EXERCISE INSTRUCTIONS: Which lines of the records below contain the word "number"? Report each of them in full.

==== SOURCE INFORMATION

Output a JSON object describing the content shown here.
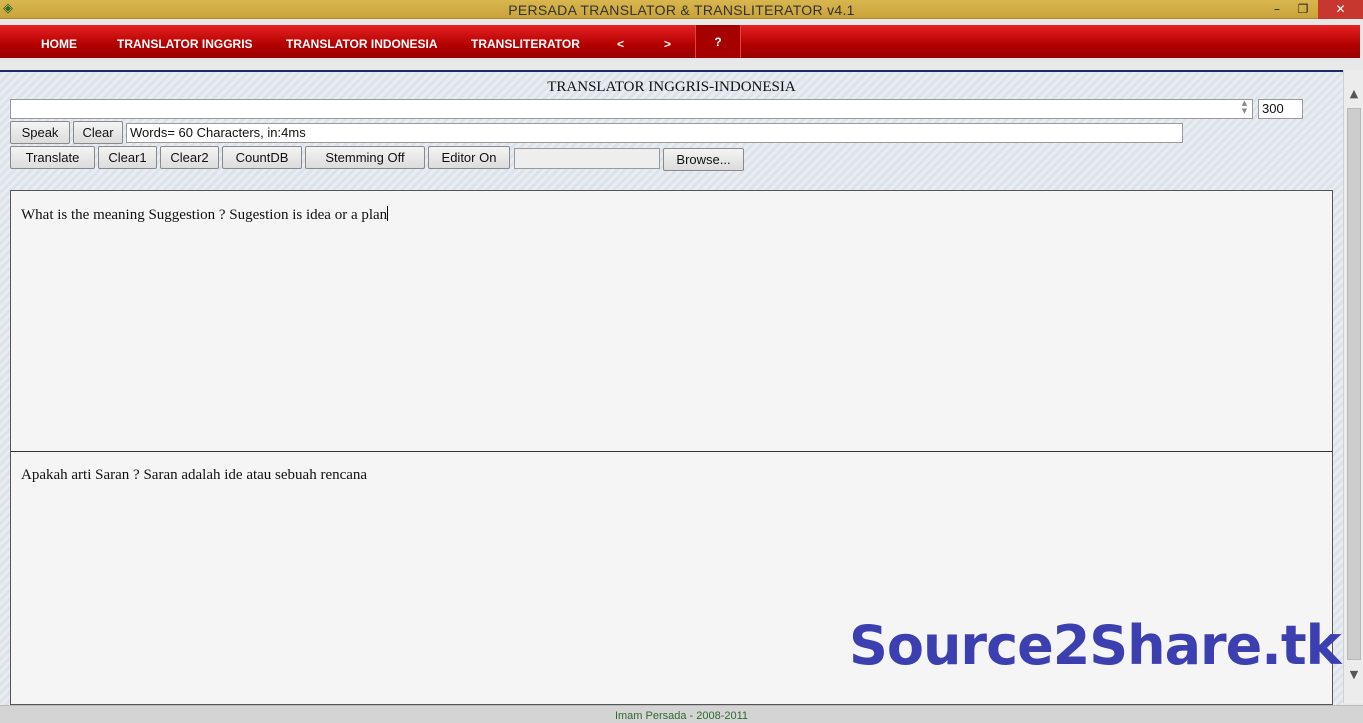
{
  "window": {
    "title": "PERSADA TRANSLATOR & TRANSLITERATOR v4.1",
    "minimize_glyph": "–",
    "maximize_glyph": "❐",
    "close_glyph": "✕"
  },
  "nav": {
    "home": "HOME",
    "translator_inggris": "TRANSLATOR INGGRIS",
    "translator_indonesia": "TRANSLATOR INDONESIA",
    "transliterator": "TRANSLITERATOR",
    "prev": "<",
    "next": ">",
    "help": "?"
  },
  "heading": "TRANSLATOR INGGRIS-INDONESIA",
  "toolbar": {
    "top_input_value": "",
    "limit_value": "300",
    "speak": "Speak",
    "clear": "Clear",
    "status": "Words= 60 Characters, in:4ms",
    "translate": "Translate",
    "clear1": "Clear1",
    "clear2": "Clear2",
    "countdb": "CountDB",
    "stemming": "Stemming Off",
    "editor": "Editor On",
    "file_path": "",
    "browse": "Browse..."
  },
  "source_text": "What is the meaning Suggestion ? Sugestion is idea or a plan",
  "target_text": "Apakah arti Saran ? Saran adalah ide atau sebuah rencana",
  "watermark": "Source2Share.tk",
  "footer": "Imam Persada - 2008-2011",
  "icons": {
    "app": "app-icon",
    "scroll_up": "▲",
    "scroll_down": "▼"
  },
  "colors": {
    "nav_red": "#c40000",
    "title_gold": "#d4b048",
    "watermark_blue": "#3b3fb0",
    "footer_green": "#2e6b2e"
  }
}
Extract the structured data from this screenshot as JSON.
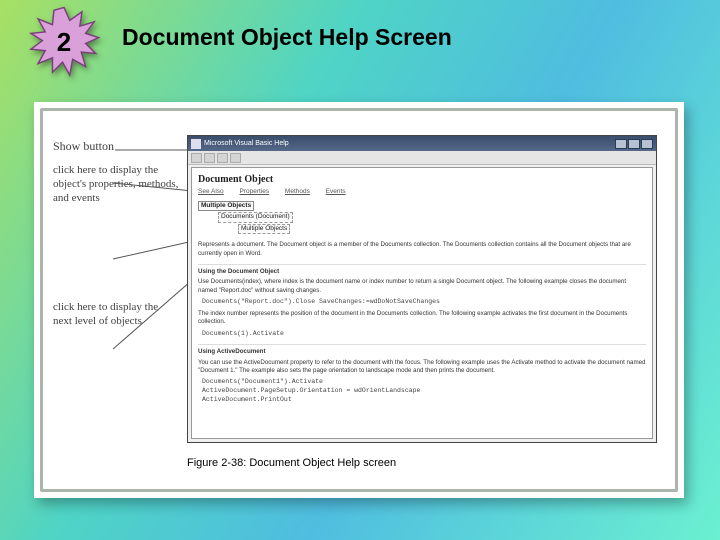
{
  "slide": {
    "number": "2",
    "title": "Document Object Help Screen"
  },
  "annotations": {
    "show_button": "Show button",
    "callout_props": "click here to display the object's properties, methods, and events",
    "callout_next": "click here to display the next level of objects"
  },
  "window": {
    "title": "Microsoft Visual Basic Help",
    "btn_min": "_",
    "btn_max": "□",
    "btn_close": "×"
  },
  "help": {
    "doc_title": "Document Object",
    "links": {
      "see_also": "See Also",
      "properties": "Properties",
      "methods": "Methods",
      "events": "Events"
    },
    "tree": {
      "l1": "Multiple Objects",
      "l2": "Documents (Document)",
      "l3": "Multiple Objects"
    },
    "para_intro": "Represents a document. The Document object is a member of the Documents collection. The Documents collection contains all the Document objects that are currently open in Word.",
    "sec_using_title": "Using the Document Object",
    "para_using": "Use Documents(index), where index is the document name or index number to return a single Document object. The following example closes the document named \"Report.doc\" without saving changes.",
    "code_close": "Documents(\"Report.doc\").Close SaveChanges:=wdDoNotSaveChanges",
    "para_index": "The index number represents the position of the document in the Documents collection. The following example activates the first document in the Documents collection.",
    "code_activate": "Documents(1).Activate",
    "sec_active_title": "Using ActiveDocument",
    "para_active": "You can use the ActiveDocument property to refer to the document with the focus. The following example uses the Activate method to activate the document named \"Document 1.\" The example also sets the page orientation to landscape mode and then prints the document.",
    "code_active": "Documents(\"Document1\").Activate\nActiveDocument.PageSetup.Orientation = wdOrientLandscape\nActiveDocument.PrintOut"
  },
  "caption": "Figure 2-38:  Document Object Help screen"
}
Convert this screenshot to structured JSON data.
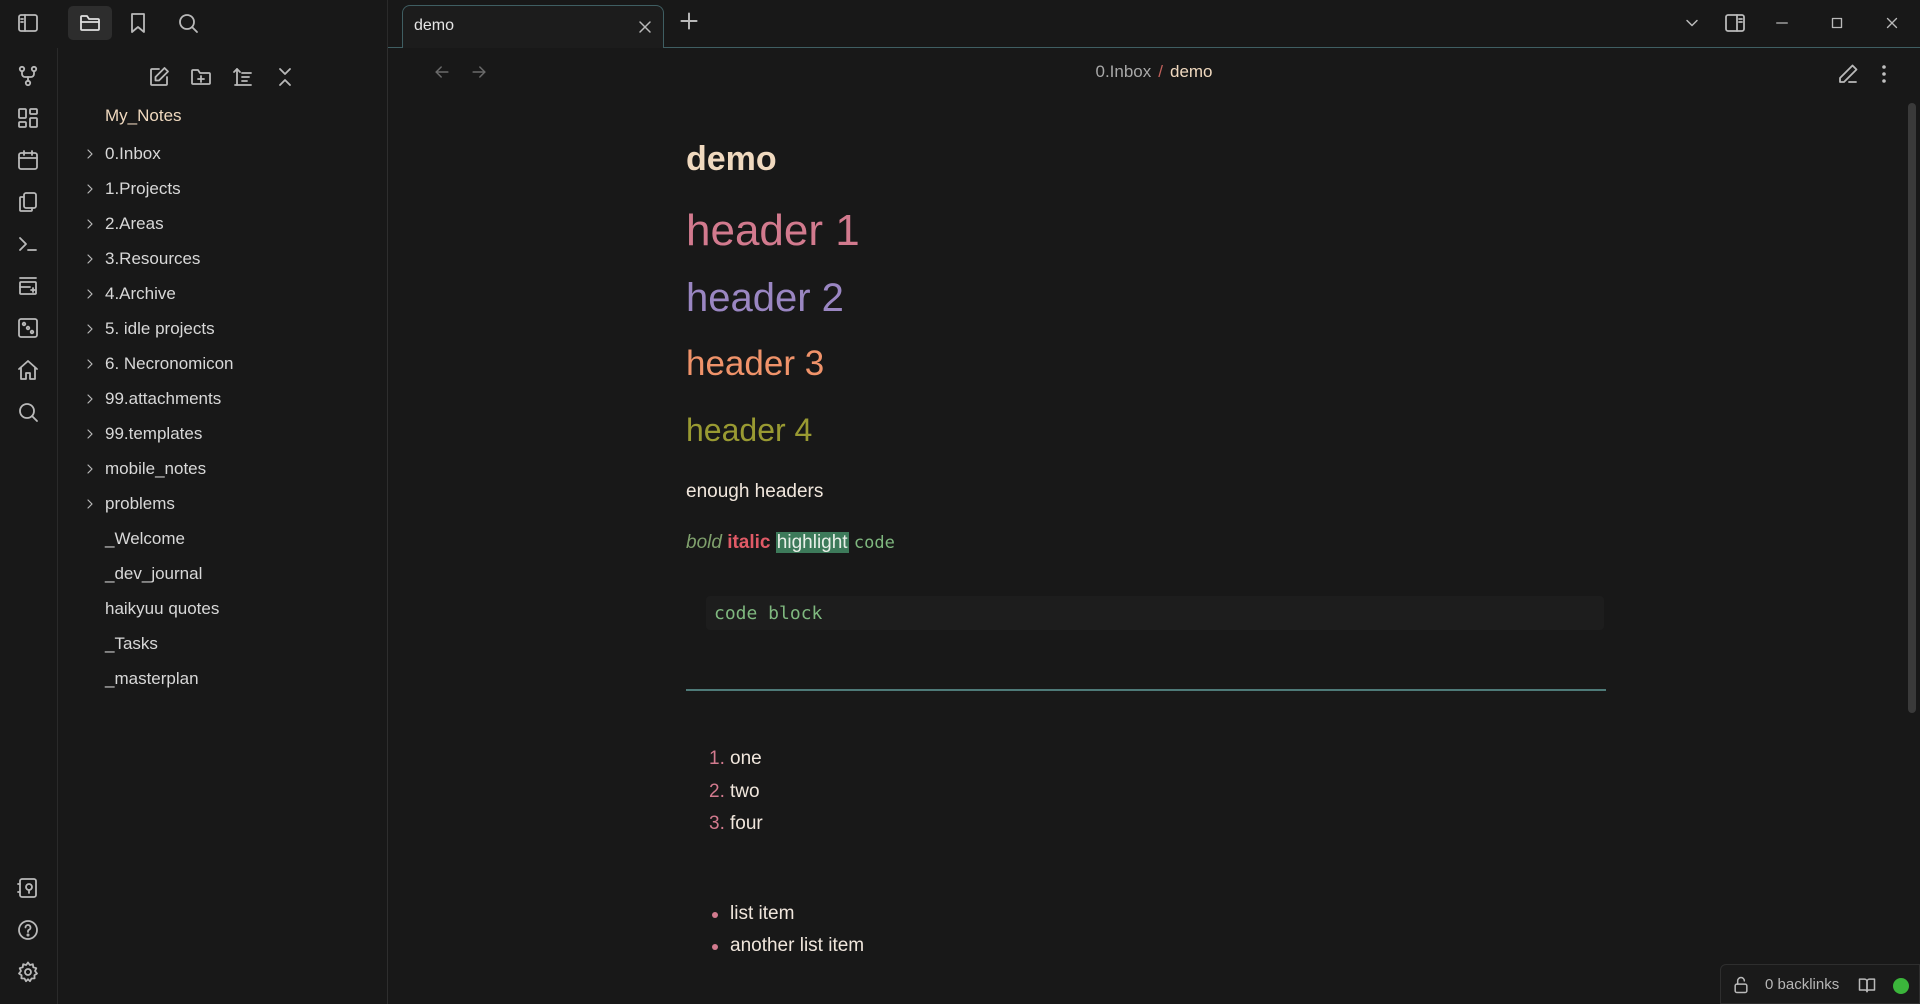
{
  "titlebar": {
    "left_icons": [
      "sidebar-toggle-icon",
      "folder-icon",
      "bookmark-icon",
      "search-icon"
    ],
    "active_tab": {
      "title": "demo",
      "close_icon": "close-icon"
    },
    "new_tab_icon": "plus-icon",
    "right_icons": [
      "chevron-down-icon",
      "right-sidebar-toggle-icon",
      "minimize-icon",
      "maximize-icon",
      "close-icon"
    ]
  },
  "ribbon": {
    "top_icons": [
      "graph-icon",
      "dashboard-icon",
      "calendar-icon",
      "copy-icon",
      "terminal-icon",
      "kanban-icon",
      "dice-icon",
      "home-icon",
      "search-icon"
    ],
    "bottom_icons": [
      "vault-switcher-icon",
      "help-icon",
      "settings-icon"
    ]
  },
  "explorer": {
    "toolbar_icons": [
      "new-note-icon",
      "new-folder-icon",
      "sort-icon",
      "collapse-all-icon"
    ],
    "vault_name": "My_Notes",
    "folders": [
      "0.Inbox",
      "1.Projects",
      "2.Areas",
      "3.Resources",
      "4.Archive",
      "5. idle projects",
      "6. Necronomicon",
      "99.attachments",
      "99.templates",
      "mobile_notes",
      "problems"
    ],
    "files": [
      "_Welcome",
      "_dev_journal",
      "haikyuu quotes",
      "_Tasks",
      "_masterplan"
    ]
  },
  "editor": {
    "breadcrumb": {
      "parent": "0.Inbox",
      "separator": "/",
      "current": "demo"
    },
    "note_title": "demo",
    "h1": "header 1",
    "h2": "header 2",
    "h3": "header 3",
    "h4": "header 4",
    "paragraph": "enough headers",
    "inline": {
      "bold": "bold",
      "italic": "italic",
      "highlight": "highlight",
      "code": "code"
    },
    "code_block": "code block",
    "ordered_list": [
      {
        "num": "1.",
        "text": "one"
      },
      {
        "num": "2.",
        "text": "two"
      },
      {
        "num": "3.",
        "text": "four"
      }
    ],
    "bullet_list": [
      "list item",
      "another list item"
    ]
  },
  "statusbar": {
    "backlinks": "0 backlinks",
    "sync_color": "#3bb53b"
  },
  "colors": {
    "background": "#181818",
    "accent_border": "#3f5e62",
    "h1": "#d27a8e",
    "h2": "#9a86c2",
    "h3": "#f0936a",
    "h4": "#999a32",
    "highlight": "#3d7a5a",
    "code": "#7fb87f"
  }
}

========

WRITTEN SOLUTION:
    "number": "2",
    "para_using": "Use Documents(index), where index is the document name or index number to return a single Document object. The following example closes the document named \"Report.doc\" without saving changes.",
    "para_index": "The index number represents the position of the document in the Documents collection. The following example activates the first document in the Documents collection.",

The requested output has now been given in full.